◆ What is needed:
Could you write the entries out again, exactly as they appear?

◆ Provided records:
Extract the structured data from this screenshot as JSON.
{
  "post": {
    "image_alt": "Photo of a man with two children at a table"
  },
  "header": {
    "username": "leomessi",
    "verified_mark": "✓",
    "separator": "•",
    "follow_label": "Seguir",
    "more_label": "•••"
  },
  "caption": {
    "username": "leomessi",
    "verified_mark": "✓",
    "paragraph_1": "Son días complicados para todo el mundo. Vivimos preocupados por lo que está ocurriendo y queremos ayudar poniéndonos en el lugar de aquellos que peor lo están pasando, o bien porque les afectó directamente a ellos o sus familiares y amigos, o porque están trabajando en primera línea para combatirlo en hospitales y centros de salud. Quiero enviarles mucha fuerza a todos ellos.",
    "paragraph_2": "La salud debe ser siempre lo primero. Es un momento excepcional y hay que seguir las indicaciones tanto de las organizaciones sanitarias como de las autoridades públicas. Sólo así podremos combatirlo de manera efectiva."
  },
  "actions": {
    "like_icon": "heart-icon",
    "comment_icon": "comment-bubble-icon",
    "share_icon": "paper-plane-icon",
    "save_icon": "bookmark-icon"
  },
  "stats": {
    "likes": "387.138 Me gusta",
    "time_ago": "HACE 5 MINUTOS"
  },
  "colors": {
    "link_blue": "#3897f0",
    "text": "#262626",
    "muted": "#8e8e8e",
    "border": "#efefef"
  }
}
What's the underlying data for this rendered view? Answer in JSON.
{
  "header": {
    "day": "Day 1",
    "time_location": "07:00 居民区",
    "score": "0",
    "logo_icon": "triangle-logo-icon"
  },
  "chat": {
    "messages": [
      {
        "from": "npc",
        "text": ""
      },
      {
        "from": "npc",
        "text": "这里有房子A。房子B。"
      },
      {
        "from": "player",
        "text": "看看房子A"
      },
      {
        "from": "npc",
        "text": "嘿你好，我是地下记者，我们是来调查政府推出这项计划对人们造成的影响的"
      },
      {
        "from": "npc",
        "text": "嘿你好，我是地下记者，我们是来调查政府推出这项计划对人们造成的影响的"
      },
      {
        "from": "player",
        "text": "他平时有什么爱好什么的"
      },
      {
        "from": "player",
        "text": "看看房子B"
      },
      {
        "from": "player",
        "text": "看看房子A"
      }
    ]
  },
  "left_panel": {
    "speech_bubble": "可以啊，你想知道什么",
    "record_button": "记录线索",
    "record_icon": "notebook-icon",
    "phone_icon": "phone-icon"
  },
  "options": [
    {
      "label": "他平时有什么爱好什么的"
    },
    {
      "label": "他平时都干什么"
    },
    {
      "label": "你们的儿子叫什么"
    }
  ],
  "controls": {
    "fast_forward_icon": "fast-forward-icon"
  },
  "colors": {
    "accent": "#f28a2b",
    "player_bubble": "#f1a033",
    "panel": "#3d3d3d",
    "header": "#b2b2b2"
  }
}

◆ Output of the exercise:
Extract the structured data from this screenshot as JSON.
{
  "post": {
    "image_alt": "Photo of a man with two children at a table"
  },
  "header": {
    "username": "leomessi",
    "verified_mark": "✓",
    "separator": "•",
    "follow_label": "Seguir",
    "more_label": "•••"
  },
  "caption": {
    "username": "leomessi",
    "verified_mark": "✓",
    "paragraph_1": "Son días complicados para todo el mundo. Vivimos preocupados por lo que está ocurriendo y queremos ayudar poniéndonos en el lugar de aquellos que peor lo están pasando, o bien porque les afectó directamente a ellos o sus familiares y amigos, o porque están trabajando en primera línea para combatirlo en hospitales y centros de salud. Quiero enviarles mucha fuerza a todos ellos.",
    "paragraph_2": "La salud debe ser siempre lo primero. Es un momento excepcional y hay que seguir las indicaciones tanto de las organizaciones sanitarias como de las autoridades públicas. Sólo así podremos combatirlo de manera efectiva."
  },
  "actions": {
    "like_icon": "heart-icon",
    "comment_icon": "comment-bubble-icon",
    "share_icon": "paper-plane-icon",
    "save_icon": "bookmark-icon"
  },
  "stats": {
    "likes": "387.138 Me gusta",
    "time_ago": "HACE 5 MINUTOS"
  },
  "colors": {
    "link_blue": "#3897f0",
    "text": "#262626",
    "muted": "#8e8e8e",
    "border": "#efefef"
  }
}
What's the underlying data for this rendered view? Answer in JSON.
{
  "header": {
    "day": "Day 1",
    "time_location": "07:00 居民区",
    "score": "0",
    "logo_icon": "triangle-logo-icon"
  },
  "chat": {
    "messages": [
      {
        "from": "npc",
        "text": ""
      },
      {
        "from": "npc",
        "text": "这里有房子A。房子B。"
      },
      {
        "from": "player",
        "text": "看看房子A"
      },
      {
        "from": "npc",
        "text": "嘿你好，我是地下记者，我们是来调查政府推出这项计划对人们造成的影响的"
      },
      {
        "from": "npc",
        "text": "嘿你好，我是地下记者，我们是来调查政府推出这项计划对人们造成的影响的"
      },
      {
        "from": "player",
        "text": "他平时有什么爱好什么的"
      },
      {
        "from": "player",
        "text": "看看房子B"
      },
      {
        "from": "player",
        "text": "看看房子A"
      }
    ]
  },
  "left_panel": {
    "speech_bubble": "可以啊，你想知道什么",
    "record_button": "记录线索",
    "record_icon": "notebook-icon",
    "phone_icon": "phone-icon"
  },
  "options": [
    {
      "label": "他平时有什么爱好什么的"
    },
    {
      "label": "他平时都干什么"
    },
    {
      "label": "你们的儿子叫什么"
    }
  ],
  "controls": {
    "fast_forward_icon": "fast-forward-icon"
  },
  "colors": {
    "accent": "#f28a2b",
    "player_bubble": "#f1a033",
    "panel": "#3d3d3d",
    "header": "#b2b2b2"
  }
}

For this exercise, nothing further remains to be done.